EXERCISE REQUIREMENTS
Each line of the listing that contains "name" should be found and copied.

GIVEN INFORMATION
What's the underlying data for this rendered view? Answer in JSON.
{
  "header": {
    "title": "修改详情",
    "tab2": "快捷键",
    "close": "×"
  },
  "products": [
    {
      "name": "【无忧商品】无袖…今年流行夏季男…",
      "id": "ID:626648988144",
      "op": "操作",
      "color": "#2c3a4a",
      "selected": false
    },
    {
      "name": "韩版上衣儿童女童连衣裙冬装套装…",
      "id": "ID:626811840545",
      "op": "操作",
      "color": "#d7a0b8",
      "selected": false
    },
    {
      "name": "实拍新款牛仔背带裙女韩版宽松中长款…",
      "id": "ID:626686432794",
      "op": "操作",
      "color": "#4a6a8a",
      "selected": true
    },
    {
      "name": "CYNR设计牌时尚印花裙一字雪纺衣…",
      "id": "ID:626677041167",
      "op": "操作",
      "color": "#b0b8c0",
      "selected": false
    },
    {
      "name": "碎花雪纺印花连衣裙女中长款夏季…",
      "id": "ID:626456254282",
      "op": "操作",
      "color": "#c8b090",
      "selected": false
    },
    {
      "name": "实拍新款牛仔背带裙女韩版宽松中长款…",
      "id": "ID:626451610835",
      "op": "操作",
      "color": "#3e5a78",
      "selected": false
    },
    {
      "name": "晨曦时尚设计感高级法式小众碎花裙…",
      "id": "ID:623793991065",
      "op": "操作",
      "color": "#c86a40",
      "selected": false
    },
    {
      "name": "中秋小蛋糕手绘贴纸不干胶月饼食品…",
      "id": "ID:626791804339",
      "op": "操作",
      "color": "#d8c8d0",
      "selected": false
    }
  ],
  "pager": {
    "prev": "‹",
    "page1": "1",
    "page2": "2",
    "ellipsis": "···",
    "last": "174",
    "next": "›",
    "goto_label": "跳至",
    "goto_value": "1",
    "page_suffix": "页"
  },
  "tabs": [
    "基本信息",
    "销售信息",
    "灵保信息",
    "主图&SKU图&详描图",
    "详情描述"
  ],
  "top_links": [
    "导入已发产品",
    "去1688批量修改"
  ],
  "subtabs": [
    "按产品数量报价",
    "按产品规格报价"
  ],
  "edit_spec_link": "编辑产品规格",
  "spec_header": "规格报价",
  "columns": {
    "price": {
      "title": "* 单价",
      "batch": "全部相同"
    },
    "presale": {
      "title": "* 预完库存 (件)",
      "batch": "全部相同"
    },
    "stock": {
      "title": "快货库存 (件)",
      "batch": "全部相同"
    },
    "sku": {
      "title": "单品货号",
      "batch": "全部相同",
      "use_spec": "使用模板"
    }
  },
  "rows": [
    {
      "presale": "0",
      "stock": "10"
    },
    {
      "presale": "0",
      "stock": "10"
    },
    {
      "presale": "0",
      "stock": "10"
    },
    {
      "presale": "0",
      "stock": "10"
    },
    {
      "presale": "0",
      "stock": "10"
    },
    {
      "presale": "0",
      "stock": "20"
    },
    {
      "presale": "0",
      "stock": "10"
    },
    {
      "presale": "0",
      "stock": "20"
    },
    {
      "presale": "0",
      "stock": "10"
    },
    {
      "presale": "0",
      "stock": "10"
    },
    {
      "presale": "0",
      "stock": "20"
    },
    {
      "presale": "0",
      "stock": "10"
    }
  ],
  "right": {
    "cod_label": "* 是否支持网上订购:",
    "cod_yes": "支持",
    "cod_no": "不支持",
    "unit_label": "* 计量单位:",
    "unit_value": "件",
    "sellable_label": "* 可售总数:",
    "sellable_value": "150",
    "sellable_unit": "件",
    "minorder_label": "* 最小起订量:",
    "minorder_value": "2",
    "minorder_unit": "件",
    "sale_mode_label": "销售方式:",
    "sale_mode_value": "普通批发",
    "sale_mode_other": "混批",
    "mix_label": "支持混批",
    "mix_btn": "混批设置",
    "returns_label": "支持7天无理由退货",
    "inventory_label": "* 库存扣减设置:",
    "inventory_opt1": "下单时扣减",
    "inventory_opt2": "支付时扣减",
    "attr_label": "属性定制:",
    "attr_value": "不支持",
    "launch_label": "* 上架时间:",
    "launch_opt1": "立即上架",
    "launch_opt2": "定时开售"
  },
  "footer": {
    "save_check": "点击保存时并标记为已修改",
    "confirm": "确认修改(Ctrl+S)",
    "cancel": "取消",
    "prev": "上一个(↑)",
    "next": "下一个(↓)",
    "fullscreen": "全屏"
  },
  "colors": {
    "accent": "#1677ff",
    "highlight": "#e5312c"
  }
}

RESPONSE TO THIS EXERCISE
      "name": "【无忧商品】无袖…今年流行夏季男…",
      "name": "韩版上衣儿童女童连衣裙冬装套装…",
      "name": "实拍新款牛仔背带裙女韩版宽松中长款…",
      "name": "CYNR设计牌时尚印花裙一字雪纺衣…",
      "name": "碎花雪纺印花连衣裙女中长款夏季…",
      "name": "实拍新款牛仔背带裙女韩版宽松中长款…",
      "name": "晨曦时尚设计感高级法式小众碎花裙…",
      "name": "中秋小蛋糕手绘贴纸不干胶月饼食品…",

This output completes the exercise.